Speaking in Spanish, the members, all of them Latino, quickly narrowed the list of candidates to two: Gloria Romero, a Latina, and Judy Chu, who is Chinese American.
Then sparks began to fly: As club President Alvin Parra recalls, some members wanted to back Romero--even if a majority thought better of Chu--because "even if ours isn't qualified, at least she's Latina."
There was a time when that kind of behind-closed-doors argument might have been decisive within the Eastside club, Parra says. But at that March 15 meeting, it wasn't enough. Chu was endorsed.
Whether or not the group's decision was another baby step toward multicultural government in Los Angeles, Parra thinks a message was sent.
"Regardless of ethnicity, we are looking for the best-qualified person," he said, truncating the argument he made to his colleagues that day.
"Many years ago, Latino community representatives fought hard for Latino representation--for any Latino. Younger Latinos are really grateful for that," Parra said. "But now it's not just any representative, but what representative. We realize this is a diverse area, and we have to learn to live together."
'It's About Leadership Politics in Sacramento'
How that realization plays out is a matter of interest far beyond the boundaries of the 49th District.
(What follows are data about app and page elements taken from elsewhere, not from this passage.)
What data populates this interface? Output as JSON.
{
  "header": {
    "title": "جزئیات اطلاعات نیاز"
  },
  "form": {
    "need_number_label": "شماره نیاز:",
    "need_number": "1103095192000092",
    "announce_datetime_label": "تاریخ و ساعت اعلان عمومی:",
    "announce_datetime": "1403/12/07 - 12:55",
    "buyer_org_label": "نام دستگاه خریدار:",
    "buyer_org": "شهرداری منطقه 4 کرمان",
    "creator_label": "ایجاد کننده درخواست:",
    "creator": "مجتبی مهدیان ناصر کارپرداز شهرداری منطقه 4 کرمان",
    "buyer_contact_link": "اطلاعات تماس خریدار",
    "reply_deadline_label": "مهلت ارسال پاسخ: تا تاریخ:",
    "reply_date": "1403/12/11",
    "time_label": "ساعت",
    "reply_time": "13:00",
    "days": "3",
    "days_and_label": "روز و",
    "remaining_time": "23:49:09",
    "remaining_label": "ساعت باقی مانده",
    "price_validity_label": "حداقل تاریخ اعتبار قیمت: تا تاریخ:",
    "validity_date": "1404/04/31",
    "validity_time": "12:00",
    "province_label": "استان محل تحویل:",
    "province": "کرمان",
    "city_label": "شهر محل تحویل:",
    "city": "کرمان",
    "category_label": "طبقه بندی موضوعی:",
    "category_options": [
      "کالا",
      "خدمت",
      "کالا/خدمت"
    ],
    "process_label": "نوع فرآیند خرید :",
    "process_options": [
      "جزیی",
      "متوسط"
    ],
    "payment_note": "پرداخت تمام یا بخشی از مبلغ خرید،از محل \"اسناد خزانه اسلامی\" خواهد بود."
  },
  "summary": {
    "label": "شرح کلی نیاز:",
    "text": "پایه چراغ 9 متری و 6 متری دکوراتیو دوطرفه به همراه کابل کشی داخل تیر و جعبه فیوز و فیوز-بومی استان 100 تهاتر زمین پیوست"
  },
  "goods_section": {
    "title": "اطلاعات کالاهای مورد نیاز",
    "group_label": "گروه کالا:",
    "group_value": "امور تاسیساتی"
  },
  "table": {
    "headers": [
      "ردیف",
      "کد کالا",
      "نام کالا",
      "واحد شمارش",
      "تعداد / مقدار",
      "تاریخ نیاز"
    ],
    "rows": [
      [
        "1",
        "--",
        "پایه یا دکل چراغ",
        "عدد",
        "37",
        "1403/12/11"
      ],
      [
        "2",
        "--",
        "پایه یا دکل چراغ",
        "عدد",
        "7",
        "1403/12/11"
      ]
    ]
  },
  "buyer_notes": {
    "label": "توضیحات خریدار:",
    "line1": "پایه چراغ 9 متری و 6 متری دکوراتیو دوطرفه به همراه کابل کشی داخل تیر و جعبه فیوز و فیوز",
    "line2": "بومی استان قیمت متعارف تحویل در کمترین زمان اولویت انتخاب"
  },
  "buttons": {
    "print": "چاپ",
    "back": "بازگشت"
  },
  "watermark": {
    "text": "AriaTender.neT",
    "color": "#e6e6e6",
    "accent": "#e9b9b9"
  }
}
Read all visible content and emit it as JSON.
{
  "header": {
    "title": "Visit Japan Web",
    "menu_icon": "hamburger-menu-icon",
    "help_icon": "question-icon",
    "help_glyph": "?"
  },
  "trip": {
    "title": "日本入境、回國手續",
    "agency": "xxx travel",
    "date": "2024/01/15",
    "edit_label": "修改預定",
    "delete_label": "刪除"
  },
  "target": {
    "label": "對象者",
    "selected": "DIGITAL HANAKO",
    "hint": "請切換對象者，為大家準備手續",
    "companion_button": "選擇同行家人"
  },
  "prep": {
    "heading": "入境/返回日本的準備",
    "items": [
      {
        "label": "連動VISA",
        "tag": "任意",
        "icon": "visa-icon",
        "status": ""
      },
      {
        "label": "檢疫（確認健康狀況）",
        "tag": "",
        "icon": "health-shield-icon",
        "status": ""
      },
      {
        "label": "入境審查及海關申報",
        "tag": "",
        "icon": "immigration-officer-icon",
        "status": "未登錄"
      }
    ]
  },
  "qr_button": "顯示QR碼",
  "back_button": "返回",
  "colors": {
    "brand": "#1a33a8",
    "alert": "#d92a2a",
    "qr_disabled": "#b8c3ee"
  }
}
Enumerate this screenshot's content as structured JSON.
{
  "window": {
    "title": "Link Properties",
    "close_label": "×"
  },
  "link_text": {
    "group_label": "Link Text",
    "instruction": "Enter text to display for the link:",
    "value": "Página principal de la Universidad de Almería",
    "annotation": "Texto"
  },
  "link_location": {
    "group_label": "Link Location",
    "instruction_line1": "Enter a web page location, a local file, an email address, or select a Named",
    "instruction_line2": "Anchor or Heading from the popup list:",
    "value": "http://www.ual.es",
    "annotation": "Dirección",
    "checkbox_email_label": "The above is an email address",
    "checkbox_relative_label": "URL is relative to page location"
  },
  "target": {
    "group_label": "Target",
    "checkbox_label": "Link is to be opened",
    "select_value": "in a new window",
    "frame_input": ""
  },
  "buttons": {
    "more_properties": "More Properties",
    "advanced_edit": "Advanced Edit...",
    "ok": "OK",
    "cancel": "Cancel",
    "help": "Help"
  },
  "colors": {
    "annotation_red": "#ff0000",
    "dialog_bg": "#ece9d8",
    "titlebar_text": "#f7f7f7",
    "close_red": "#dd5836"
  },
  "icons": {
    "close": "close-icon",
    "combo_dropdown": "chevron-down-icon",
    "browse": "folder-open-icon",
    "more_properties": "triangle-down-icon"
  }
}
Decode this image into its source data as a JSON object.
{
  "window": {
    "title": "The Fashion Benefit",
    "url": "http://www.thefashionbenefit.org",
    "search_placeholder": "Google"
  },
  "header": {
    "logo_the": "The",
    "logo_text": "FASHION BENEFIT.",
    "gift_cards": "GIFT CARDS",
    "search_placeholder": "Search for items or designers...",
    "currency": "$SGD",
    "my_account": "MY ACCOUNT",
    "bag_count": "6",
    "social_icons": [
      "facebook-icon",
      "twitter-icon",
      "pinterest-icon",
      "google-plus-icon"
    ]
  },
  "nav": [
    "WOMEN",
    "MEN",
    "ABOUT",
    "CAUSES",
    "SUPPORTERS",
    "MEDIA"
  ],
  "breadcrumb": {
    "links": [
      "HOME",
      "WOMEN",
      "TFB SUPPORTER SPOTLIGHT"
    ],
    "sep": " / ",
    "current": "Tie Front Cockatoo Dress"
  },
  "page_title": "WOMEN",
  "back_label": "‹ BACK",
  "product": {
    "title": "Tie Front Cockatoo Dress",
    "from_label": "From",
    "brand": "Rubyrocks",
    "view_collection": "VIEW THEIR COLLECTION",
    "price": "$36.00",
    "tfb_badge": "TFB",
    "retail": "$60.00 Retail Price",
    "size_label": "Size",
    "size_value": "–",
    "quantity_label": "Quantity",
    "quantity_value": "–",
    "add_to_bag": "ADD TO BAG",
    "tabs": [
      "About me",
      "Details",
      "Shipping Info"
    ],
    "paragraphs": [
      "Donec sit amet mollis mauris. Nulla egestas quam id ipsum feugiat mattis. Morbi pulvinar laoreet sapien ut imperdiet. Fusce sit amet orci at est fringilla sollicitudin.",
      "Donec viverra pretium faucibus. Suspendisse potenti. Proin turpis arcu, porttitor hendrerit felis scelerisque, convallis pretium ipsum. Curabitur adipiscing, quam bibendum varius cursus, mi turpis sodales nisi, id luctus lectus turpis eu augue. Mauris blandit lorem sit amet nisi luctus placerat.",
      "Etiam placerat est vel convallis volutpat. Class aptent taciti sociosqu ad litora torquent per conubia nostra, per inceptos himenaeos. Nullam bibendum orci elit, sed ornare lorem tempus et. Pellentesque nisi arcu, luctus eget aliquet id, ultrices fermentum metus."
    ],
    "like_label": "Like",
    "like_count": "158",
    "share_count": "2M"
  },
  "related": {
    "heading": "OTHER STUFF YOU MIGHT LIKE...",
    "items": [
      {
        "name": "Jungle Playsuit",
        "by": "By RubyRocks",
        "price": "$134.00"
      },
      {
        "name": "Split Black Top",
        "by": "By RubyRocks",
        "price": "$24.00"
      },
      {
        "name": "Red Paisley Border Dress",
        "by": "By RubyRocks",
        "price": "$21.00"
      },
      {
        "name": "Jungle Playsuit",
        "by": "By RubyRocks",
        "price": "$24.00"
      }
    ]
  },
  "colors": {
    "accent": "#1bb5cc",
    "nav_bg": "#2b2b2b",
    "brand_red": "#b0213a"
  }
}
Fernando Guerra, director of the Center for the Study of Los Angeles at Loyola Marymount University, said this San Gabriel Valley contest is the race to watch this year.
"It's not only about ethnic politics," he said. "It's about leadership politics in Sacramento. Some of my research shows that this will be the first election in the '90s that some [safe] Latino seats in the Assembly won't be Latino anymore."
The 49th Assembly District, for example, encompasses one of the state's most diverse constituencies, stretching from Rosemead westward through Monterey Park and Alhambra to include unincorporated East Los Angeles. It also is a longtime stronghold of Latino Democrats.
At least 31,000 Latino households in the district are home to at least one registered Democrat. Comparatively, fewer than 9,000 households have at least one Asian voter who is a Democrat, according to Voter Contact Services.
Overall, 59% of the 49th District's voters are Democrats, compared to 23% Republican and 18% independent. Thus the June 2 primary is crucial because the winner is likely to glide to an easy victory in the general election.
Although the district's Asians, most of Chinese descent, are better off economically than most of the other residents, that has meant little politically up to now.
But for the first time, voters can cross party lines in the new blanket primary, allowing Asians, about 50% of whom are Republican, to vote for Chu. Moreover, she has a strong financial advantage, having raised $116,000, more than triple the amount of her closest challenger.
In 1994--when Chu was soundly defeated by Latina incumbent Diane Martinez, who cannot seek reelection this year because of term limits--crossover votes might have greatly changed the outcome.
Rudolfo de la Garza, vice president of the Tomas Rivera Institute and a professor of government at the University of Texas in Austin, said his research suggests that Chu's prospects among Latino voters are mixed, the Eastside Democratic Club's endorsement notwithstanding.
"There are not many Latino organizations that can deliver a consensus," he said. "This view might affect the elite but cannot deliver the electorate. The linkages aren't as good as they should be."
Still, studies by the institute have shown that Latinos are more willing to cast ballots for candidates outside their ethnic group than any other part of the electorate, De la Garza said.
"They say they look for the quality candidate," he said. But for people like Chu, there's a major drawback. "Given a choice, they usually vote for Latinos."
The 49th District seat has long been one Latinos could count on, and Guerra believes that it is in the best interest of Assembly Speaker Antonio Villaraigosa (D-Los Angeles) to "control the safe district."
That helps to explain speculation that Villaraigosa endorsed Romero because of her ethnicity--something the speaker strongly denies.
"Gloria Romero and I are good friends," he said. "I've known Gloria a long time."
If Chu is to become the first Asian American to represent Southern California in Sacramento since state Sen. Al Song decades ago, she must reach beyond her own ethnic community--and deeply into the Latino electorate.